Why the Tearing System Introduced by the ECB Is so Important

By Sep 18 Blog
Graph 1: Annual Cost on Banks’ Excess Reserves Held at the ECB

Graph 1: Annual Cost on Banks’ Excess Reserves Held at the ECB

On September 12,  the ECB decided a 10 basis point rate cut to -0.5%. But even more importantly, they introduced a tiering system, where the exempt tier will be remunerated at 0% and applies to the minimum reserve times six. Both the multiplier and the interest rate can be changed over time. This is a massive relief for the banking sector.

Currently, the European banking system keeps 178 bio in reserves with the central bank. Although the central bank moved down the interest rate on deposits from -0.4% to 0.5%, the reality is that it allows banks to keep money at 0% up to six times the minimum reserve. It means that the European banking system may move between 300 and 500 bio into 0% yielding deposits, moving the money away from negative-yielding securities. Think of it: the new QE is only 20 bio per month (expected 30 bio) and the banks will be incentivized to sell core-European assets: Germany, France and Dutch Treasuries (See Graph 1).

It comes with no surprise that the Governor of the Bank of France joined Weidmann and Knot in opposing this decision. The Governing Council of the ECB seems to be more divided than ever.  However, Draghi said during the Conference Call that there was consensus and no vote. A common procedure for the ECB, when most of the Governors are united. But half of the economy of the Eurozone was apparently against it (See Graph 2).

A divided Council combined with the expected selling pressure on Govies had significant impacts on financial assets: Government yields went up, EUR was stronger, equity mixed and Financials positive in Spain, Portugal and Italy.

Graph 2: Governors from the Heartland of the Euro Opposed the Resumption of QE

Graph 2: Governors from the Heartland of the Euro Opposed the Resumption of QE

Regarding the Tearing System:

The Bank of Japan applies a tiering system since January 2016.

The Japanese version of pain relief involves breaking up banks’ deposits into three tiers — one with a positive rate, one at zero and one that is negative.

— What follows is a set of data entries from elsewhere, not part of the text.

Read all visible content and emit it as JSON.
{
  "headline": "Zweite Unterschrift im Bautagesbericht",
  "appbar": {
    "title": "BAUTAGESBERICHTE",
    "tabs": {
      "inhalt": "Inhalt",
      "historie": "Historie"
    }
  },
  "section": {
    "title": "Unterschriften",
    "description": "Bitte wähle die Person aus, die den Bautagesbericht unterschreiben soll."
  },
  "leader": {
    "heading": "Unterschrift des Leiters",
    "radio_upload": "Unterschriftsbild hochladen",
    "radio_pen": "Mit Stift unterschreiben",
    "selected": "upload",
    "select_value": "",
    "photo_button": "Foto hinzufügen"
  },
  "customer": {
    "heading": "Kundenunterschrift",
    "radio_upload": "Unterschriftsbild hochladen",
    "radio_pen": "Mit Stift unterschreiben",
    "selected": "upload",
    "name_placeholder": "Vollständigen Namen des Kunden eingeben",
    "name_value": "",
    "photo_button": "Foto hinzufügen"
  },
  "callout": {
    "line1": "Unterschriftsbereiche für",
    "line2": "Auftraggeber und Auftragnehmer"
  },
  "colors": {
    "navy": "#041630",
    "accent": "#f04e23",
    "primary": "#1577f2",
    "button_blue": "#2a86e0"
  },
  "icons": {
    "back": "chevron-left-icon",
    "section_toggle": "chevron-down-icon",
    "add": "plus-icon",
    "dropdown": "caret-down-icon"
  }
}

In Switzerland, the Swiss National Bank is using negative rates to prevent an appreciation of the Swiss Franc. It operates a two-level system, with amounts equal to 20 times a bank’s minimum reserves exempt from any charge. Above that level, an annualized rate of 0.75% is levied on the deposits held at the central bank.
The new European QE is just a placebo, it has very little substance. In reality, the banking system will do much less to support Government bonds. All in all, a zero-sum game.